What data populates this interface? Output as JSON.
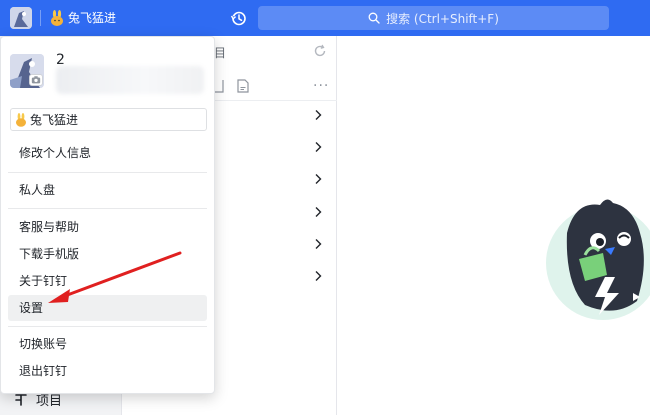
{
  "titlebar": {
    "org_name": "兔飞猛进",
    "search_placeholder": "搜索 (Ctrl+Shift+F)",
    "accent_color": "#2f6bf2"
  },
  "middle": {
    "header_fragment": "目"
  },
  "leftnav": {
    "project_label": "项目"
  },
  "user_menu": {
    "user_name": "2",
    "org_chip_label": "兔飞猛进",
    "items": [
      {
        "label": "修改个人信息"
      },
      {
        "label": "私人盘"
      },
      {
        "label": "客服与帮助"
      },
      {
        "label": "下载手机版"
      },
      {
        "label": "关于钉钉"
      },
      {
        "label": "设置",
        "highlighted": true
      },
      {
        "label": "切换账号"
      },
      {
        "label": "退出钉钉"
      }
    ]
  },
  "annotation": {
    "arrow_color": "#e02020",
    "points_to": "设置"
  }
}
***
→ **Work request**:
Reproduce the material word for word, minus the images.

→ **Response to the task**:
What data populates this interface? Output as JSON.
{
  "titlebar": {
    "org_name": "兔飞猛进",
    "search_placeholder": "搜索 (Ctrl+Shift+F)",
    "accent_color": "#2f6bf2"
  },
  "middle": {
    "header_fragment": "目"
  },
  "leftnav": {
    "project_label": "项目"
  },
  "user_menu": {
    "user_name": "2",
    "org_chip_label": "兔飞猛进",
    "items": [
      {
        "label": "修改个人信息"
      },
      {
        "label": "私人盘"
      },
      {
        "label": "客服与帮助"
      },
      {
        "label": "下载手机版"
      },
      {
        "label": "关于钉钉"
      },
      {
        "label": "设置",
        "highlighted": true
      },
      {
        "label": "切换账号"
      },
      {
        "label": "退出钉钉"
      }
    ]
  },
  "annotation": {
    "arrow_color": "#e02020",
    "points_to": "设置"
  }
}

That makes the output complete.